Lamotrigine (Lamictal) is a popular choice, primarily because of its lack of side effects relative to other treatments for bipolar disorder, and because, in my experience, it seems to keep people on the “happy” side of the mood spectrum, which is appreciated by patients who feel dulled on traditional mood stabilizers. Although data are mixed for acute bipolar depression, it does appear at least to be good at preventing future episodes, and is FDA-approved for maintenance treatment (Amman B et al, J Psychopharmacol 2011;25(10):1289–1294). However, it appears to have less efficacy for preventing mania. For this reason, I tend to use it only in combination with another moodstabilizing agent.
Antidepressants. While there is little evidence supporting the use of antidepressants in bipolar depression, they are used quite frequently, particularly as adjuncts to a mood stabilizer. There are two issues that arise in the use of antidepressants in these patients: first, do they precipitate mania, and second, do they work to alleviate depression? The first issue remains controversial.

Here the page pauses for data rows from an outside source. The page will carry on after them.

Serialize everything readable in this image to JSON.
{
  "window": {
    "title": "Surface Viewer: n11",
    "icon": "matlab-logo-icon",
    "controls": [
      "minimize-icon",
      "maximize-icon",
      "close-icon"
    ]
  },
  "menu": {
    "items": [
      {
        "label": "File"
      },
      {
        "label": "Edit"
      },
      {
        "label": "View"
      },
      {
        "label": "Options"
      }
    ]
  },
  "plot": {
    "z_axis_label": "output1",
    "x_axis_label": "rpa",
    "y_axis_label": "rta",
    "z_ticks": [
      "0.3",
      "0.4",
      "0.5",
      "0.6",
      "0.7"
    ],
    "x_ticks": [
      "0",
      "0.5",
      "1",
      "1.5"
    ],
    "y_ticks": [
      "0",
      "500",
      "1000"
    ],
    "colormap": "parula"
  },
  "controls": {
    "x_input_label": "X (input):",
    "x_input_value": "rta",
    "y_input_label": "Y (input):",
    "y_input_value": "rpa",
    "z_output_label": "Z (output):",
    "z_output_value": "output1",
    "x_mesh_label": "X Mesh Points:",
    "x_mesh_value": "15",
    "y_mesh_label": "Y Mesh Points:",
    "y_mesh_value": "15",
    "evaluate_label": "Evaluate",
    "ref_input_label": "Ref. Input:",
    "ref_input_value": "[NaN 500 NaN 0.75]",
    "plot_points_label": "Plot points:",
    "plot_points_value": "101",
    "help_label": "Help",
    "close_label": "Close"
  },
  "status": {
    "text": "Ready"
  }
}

Several studies have demonstrated that bipolar patients taking antidepressants do not switch into mania, but many of these were confounded by the patients taking mood stabilizers at the same time. For instance, the large and well-designed STEP-BD study found that neither bupropion nor paroxetine precipitated mania, although all patients were also on antimanic medication during the trial (Sachs GS et al, N Engl J Med 2007;356(17):1711–1722). Regarding efficacy, the same study showed no benefit of these medications in bipolar depression. That is not to say there are no outlier patients who will still benefit from an antidepressant during a bipolar depressive episode (see, for instance, Gijsman HJ et al, Am J Psychiatry 2004;161(9):1537–1547). However, for most bipolar patients, antidepressants are unlikely to provide much efficacy.
We’ve covered this very involved topic in prior issues of TCPR [see the July/August 2012 issue] and we will surely revisit it sometime soon.
Other Mood Stabilizers and Antipsychotics. Beyond those listed above, many of us have tried other mood stabilizers and atypical antipsychotics to treat our patients with bipolar depression. There is some evidence for valproate as monotherapy, but others are either inadequately studied or yield conflicting results (see Selle V et al, Pharmacopsychiatry 2014; 47(2):43–52 for a meta-analysis and review). Aripiprazole (Abilify) has been effective as an adjunct to a mood stabilizer for minor depressive symptoms in an open-label trial (Schweitzer I et al, Int J Bipolar Disorders 2013;1(1):4) but was not effective as monotherapy for bipolar depression in two placebocontrolled studies (Thase ME et al, J Clin Psychopharm 2008;28(1):13–20).
TCPR VERDICT: Which meds for bipolar depression? If you’re into FDA approval, lurasidone’s your best choice—you’ll likely avoid the potential metabolic effects of the other approved drugs. Off-label options include lithium and lamotrigine. And while not generally advised by experts or supported by the evidence, antidepressants are still used by many: just be sure to proceed with caution.
Recommended Metabolic Screening for Patients Taking Antipsychotics
If your patient is taking an antipsychotic with a risk of causing weight gain, especially olanzapine and quetiapine, but including risperidone and some others, you should regularly check for the possibility of metabolic side effects. The chart below is from guidelines developed in 2004 by the American Psychiatric Association (APA) and American Diabetes Association (ADA) (American Diabetes Association et al, Diabetes Care 2004;27(2):596–601):